* [Data extract]
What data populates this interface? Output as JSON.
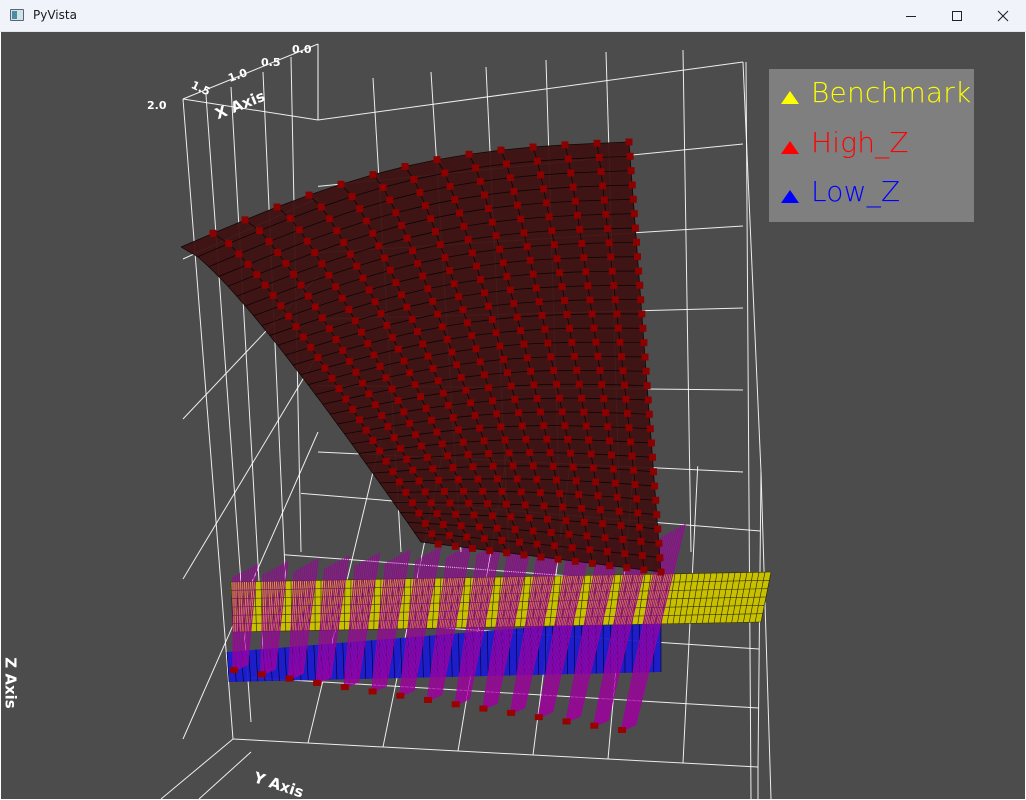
{
  "window": {
    "title": "PyVista",
    "icon": "pyvista-app-icon",
    "controls": [
      "minimize-icon",
      "maximize-icon",
      "close-icon"
    ]
  },
  "scene": {
    "background_color": "#4c4c4c",
    "axes": {
      "x_title": "X Axis",
      "y_title": "Y Axis",
      "z_title": "Z Axis",
      "x_ticks": [
        "0.0",
        "0.5",
        "1.0",
        "1.5",
        "2.0"
      ]
    },
    "legend": {
      "background_color": "#7f7f7f",
      "entries": [
        {
          "label": "Benchmark",
          "color": "#ffff00",
          "glyph": "triangle-icon"
        },
        {
          "label": "High_Z",
          "color": "#ff0000",
          "glyph": "triangle-icon"
        },
        {
          "label": "Low_Z",
          "color": "#0000ff",
          "glyph": "triangle-icon"
        }
      ]
    },
    "surfaces": {
      "high_z_fill": "#3d1212",
      "high_z_markers": "#8b0000",
      "benchmark_color": "#c8c000",
      "low_z_color": "#1a1ad0",
      "error_bars": "#a000a0"
    }
  }
}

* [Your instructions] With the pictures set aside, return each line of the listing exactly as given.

* [Output below]
What data populates this interface? Output as JSON.
{
  "window": {
    "title": "PyVista",
    "icon": "pyvista-app-icon",
    "controls": [
      "minimize-icon",
      "maximize-icon",
      "close-icon"
    ]
  },
  "scene": {
    "background_color": "#4c4c4c",
    "axes": {
      "x_title": "X Axis",
      "y_title": "Y Axis",
      "z_title": "Z Axis",
      "x_ticks": [
        "0.0",
        "0.5",
        "1.0",
        "1.5",
        "2.0"
      ]
    },
    "legend": {
      "background_color": "#7f7f7f",
      "entries": [
        {
          "label": "Benchmark",
          "color": "#ffff00",
          "glyph": "triangle-icon"
        },
        {
          "label": "High_Z",
          "color": "#ff0000",
          "glyph": "triangle-icon"
        },
        {
          "label": "Low_Z",
          "color": "#0000ff",
          "glyph": "triangle-icon"
        }
      ]
    },
    "surfaces": {
      "high_z_fill": "#3d1212",
      "high_z_markers": "#8b0000",
      "benchmark_color": "#c8c000",
      "low_z_color": "#1a1ad0",
      "error_bars": "#a000a0"
    }
  }
}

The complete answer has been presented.